◆ **Extracted data**:
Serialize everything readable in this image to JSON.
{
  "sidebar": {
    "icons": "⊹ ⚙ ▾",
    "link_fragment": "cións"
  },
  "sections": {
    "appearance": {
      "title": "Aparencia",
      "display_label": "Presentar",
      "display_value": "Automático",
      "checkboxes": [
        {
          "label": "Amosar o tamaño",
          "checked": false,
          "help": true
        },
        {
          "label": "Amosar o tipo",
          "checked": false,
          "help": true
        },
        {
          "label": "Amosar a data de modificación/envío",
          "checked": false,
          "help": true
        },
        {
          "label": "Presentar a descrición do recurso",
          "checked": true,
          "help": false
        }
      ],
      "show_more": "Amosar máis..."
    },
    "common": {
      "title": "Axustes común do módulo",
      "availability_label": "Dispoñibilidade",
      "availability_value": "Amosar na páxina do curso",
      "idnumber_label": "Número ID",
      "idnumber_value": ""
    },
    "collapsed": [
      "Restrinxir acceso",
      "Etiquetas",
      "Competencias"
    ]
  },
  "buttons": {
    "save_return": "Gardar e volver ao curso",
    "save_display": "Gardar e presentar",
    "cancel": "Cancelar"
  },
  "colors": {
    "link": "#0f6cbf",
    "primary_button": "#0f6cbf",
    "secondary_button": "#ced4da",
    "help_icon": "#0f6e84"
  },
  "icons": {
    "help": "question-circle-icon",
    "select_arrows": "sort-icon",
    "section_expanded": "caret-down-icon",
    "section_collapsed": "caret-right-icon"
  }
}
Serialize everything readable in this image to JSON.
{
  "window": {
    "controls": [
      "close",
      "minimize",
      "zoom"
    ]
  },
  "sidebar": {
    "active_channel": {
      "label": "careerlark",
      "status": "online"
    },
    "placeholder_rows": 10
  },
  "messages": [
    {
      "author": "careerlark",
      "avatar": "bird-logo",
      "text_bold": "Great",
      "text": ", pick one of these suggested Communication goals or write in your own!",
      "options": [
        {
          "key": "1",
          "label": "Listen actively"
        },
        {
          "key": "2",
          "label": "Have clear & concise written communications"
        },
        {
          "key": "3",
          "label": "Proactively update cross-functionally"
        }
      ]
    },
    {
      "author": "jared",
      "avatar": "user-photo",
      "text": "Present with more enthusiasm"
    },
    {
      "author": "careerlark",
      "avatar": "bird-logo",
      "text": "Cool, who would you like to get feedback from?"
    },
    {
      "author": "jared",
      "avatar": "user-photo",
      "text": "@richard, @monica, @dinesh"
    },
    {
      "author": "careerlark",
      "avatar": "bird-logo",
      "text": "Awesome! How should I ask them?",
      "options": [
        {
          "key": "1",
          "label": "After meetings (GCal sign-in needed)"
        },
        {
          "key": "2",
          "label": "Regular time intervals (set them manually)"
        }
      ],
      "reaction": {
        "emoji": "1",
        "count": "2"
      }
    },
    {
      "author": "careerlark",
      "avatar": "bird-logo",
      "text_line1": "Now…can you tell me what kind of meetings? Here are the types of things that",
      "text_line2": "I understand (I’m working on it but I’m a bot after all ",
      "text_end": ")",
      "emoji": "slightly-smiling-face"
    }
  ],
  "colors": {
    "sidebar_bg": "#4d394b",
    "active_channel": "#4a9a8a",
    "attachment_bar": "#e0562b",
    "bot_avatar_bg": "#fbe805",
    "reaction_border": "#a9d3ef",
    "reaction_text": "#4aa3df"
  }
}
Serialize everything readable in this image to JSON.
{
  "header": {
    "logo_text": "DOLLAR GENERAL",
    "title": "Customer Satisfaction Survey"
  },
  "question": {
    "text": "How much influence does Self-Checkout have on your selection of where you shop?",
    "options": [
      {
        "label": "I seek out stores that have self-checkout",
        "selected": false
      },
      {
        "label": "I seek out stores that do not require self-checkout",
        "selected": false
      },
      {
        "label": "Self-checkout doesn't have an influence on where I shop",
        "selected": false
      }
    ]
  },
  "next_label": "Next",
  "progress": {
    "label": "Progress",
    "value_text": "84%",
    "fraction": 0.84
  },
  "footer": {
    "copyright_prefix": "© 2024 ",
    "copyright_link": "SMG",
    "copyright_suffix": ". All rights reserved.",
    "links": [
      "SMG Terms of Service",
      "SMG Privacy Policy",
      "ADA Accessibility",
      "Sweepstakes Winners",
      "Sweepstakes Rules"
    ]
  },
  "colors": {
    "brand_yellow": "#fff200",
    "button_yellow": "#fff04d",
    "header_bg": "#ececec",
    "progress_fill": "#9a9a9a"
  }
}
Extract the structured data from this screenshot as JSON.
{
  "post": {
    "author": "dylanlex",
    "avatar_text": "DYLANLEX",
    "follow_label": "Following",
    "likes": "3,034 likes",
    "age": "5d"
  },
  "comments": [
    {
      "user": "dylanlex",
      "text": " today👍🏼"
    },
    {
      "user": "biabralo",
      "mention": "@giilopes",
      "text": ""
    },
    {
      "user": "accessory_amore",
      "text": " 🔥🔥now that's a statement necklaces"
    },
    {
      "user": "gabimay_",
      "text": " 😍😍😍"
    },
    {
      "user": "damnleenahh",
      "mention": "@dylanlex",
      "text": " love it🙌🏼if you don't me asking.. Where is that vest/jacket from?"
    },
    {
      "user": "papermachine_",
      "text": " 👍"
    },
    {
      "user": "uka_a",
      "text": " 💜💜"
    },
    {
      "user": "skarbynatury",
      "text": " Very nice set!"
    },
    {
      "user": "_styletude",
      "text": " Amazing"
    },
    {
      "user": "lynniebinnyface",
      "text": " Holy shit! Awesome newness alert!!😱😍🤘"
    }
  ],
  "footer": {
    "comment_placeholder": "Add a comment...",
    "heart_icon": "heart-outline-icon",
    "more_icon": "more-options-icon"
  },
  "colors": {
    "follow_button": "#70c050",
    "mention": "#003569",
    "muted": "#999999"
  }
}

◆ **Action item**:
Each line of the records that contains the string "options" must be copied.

◆ **Exercise solution**:
      "options": [
      "options": [
    "options": [
    "more_icon": "more-options-icon"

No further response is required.